▶ **Exercise requirements**: Where a line below includes the word "this", copy that line.

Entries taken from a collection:
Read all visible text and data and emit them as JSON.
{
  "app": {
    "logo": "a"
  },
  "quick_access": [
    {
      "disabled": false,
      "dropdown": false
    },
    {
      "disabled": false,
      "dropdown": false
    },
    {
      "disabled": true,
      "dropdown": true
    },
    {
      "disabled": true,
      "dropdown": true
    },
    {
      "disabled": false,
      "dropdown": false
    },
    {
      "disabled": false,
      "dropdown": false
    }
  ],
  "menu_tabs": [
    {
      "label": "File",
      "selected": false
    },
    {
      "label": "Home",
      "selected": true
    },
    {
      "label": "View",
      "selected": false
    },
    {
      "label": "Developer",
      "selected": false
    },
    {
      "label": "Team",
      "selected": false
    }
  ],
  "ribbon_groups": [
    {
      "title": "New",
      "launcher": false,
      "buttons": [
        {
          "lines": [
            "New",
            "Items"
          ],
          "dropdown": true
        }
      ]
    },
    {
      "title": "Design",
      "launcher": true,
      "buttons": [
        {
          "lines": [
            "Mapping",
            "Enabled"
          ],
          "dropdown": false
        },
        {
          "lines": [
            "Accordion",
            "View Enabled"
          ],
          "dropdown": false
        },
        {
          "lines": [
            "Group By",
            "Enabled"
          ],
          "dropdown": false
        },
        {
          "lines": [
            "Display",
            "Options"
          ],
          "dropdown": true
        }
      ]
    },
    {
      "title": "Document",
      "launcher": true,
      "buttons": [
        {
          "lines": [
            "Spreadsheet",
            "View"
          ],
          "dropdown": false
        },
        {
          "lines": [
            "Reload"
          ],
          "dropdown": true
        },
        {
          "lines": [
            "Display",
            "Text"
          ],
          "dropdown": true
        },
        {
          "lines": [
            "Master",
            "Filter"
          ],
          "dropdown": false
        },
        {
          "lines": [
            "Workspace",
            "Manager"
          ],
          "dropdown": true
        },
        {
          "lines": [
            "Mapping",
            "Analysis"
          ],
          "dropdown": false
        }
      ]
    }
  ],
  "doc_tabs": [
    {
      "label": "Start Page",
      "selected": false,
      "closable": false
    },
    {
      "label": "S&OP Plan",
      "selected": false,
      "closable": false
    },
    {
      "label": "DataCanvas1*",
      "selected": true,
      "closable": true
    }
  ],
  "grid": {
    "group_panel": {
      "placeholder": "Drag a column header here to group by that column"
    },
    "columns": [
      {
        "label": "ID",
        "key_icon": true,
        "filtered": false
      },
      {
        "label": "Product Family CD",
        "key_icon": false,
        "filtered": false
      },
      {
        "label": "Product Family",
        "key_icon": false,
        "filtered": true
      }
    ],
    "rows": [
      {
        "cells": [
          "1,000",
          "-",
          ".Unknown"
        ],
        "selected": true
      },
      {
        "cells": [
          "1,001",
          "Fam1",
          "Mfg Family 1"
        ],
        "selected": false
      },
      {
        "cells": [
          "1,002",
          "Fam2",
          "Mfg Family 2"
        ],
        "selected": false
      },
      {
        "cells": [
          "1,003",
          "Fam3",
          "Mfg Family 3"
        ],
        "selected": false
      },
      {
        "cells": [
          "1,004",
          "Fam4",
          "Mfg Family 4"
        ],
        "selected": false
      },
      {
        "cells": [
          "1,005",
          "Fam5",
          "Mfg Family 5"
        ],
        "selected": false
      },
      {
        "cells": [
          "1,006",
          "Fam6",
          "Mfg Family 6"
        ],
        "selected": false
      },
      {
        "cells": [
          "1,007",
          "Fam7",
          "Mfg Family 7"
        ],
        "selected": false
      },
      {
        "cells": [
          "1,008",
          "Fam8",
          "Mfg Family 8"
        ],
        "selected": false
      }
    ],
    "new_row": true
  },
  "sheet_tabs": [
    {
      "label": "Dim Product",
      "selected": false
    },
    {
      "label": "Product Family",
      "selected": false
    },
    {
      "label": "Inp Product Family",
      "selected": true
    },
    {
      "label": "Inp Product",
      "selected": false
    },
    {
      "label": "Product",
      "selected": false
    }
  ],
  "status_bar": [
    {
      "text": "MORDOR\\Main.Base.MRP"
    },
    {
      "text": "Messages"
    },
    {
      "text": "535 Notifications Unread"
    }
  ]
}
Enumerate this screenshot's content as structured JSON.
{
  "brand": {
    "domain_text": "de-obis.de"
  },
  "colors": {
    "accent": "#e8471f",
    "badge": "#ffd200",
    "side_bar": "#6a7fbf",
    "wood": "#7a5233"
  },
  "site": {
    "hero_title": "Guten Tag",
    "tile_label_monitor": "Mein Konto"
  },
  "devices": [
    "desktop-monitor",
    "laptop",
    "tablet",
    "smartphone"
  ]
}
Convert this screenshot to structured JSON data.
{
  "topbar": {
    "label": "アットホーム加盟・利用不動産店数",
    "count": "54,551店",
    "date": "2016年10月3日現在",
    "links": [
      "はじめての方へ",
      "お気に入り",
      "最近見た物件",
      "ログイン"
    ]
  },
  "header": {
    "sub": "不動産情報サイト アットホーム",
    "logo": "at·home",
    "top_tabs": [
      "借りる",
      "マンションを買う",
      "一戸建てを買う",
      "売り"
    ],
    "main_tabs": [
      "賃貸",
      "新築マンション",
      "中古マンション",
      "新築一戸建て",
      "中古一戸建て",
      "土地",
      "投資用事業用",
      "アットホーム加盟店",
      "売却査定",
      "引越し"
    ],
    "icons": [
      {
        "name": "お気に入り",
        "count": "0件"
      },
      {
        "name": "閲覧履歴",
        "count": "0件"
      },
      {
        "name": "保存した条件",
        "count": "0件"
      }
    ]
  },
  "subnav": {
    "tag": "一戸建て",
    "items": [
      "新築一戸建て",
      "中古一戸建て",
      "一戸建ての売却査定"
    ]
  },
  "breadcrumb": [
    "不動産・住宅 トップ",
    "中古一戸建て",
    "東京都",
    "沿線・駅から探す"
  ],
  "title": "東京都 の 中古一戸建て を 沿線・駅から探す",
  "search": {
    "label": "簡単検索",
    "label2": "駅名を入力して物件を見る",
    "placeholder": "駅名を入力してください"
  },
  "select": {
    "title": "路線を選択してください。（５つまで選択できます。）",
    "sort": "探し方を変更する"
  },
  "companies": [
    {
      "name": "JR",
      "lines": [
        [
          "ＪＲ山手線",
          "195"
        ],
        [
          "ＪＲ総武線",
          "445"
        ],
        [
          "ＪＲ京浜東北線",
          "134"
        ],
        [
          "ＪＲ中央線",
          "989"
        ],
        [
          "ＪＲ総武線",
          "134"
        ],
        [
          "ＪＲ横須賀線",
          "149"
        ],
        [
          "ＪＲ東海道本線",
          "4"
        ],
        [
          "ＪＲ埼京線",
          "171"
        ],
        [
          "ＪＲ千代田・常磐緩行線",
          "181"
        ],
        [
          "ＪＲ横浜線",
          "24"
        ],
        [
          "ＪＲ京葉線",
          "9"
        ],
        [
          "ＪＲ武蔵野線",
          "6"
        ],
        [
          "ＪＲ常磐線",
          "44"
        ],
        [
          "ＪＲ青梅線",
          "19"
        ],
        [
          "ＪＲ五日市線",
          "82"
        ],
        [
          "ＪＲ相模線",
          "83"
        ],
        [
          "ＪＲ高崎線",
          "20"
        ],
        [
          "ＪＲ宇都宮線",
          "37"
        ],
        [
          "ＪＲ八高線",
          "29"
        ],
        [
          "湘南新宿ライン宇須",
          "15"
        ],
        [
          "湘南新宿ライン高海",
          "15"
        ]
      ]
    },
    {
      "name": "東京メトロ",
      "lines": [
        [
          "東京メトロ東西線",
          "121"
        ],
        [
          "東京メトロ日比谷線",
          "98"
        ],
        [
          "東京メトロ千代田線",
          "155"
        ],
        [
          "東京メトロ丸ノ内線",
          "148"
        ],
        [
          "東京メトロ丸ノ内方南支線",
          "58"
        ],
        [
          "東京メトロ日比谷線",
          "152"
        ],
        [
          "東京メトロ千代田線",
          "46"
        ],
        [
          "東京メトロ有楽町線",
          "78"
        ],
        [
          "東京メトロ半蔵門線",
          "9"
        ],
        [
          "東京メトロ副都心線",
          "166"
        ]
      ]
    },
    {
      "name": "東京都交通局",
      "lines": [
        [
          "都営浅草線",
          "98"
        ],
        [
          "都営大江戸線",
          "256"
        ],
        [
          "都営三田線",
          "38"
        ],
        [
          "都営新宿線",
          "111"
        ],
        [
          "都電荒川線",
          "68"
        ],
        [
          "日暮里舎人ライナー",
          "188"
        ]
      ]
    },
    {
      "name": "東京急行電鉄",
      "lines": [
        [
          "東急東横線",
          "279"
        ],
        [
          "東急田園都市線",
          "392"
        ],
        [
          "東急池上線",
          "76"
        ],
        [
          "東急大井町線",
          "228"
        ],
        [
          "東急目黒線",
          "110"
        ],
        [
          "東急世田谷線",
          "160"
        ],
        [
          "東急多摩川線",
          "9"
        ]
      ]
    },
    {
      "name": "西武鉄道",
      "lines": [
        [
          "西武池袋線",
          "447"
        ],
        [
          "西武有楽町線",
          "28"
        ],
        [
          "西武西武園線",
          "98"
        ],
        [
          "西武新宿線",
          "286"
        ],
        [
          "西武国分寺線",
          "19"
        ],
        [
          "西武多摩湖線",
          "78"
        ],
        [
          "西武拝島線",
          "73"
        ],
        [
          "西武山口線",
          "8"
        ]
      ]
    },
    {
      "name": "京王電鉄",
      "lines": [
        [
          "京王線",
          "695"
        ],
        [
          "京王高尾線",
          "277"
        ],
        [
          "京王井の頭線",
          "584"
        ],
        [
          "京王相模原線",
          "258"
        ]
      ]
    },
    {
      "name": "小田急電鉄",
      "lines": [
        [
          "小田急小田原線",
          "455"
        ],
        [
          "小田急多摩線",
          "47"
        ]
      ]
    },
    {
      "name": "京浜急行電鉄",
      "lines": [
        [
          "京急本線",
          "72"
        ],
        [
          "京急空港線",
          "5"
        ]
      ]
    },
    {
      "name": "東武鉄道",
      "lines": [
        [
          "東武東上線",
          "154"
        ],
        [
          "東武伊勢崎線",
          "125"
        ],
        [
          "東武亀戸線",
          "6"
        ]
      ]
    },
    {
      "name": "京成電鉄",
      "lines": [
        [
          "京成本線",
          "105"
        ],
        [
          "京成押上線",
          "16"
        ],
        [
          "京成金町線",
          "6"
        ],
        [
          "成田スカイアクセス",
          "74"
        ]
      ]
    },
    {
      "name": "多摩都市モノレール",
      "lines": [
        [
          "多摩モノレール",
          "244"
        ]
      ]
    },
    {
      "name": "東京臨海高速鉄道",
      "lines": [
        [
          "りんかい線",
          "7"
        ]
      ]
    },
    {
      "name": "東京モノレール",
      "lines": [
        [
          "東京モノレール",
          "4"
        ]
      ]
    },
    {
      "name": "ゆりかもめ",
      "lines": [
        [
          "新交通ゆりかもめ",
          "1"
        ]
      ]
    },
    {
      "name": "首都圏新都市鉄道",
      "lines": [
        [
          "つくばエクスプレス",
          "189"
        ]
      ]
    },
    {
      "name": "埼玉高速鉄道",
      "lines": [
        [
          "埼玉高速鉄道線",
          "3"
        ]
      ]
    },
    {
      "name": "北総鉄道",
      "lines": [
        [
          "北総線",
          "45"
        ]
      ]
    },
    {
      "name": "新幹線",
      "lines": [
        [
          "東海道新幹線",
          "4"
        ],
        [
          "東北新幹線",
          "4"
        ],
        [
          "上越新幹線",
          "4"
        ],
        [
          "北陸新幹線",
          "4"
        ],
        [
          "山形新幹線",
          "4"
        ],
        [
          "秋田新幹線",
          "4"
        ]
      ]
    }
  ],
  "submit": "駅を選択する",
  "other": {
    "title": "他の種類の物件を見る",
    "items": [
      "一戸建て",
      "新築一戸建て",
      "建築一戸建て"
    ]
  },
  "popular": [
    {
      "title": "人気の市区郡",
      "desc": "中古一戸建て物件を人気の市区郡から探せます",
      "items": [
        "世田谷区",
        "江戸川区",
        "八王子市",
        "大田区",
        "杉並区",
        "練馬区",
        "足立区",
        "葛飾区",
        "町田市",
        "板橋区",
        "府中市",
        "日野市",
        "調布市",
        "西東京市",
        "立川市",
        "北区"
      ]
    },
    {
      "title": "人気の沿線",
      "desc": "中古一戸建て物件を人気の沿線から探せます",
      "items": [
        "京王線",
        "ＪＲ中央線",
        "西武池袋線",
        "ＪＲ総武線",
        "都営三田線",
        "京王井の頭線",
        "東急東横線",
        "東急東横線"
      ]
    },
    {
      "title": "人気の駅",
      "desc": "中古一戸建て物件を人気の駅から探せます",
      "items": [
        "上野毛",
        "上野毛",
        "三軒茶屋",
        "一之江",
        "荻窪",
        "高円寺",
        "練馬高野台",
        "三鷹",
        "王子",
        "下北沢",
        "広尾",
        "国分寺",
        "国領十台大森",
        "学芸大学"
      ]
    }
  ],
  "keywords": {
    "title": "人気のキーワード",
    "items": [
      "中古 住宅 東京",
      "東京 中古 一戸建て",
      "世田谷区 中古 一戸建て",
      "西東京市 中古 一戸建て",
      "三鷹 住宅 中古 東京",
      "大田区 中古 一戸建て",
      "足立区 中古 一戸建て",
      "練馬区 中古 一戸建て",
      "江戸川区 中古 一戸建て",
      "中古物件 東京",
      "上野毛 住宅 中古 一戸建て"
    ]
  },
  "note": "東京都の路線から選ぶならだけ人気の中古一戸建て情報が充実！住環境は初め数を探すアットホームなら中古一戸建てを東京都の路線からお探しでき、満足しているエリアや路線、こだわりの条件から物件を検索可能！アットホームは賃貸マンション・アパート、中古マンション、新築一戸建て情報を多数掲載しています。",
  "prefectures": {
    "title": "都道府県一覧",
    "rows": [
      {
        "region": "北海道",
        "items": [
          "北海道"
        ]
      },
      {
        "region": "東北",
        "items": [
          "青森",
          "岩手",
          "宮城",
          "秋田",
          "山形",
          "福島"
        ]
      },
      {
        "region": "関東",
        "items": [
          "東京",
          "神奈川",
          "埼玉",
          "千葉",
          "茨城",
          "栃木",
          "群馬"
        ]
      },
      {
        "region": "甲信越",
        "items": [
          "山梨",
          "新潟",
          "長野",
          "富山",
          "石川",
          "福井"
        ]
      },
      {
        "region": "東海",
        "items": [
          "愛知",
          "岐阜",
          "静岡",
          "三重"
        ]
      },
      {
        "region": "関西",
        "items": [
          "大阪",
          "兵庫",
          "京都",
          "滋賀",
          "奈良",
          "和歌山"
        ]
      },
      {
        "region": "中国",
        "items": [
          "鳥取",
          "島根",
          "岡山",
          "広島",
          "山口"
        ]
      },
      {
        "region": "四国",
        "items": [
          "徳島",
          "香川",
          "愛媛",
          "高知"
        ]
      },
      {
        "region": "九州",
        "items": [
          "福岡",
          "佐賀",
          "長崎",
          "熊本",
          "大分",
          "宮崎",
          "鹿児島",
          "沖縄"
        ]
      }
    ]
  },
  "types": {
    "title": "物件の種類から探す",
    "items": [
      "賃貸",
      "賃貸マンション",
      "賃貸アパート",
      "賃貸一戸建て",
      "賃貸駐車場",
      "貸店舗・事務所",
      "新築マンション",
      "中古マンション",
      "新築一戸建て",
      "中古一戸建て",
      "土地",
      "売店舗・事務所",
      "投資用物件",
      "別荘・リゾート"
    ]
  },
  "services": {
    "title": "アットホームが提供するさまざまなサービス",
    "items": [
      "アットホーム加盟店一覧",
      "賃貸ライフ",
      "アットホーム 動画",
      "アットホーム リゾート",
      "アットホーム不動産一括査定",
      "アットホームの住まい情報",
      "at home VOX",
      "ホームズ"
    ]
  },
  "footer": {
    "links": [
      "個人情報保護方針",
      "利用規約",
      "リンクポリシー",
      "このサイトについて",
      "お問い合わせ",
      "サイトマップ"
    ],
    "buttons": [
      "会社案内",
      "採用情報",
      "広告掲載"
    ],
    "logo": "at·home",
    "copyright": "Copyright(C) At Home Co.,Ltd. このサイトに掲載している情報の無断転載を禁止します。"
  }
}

▶ **Problem solution**:
Enumerate this screenshot's content as structured JSON.
Convert this screenshot to structured JSON data.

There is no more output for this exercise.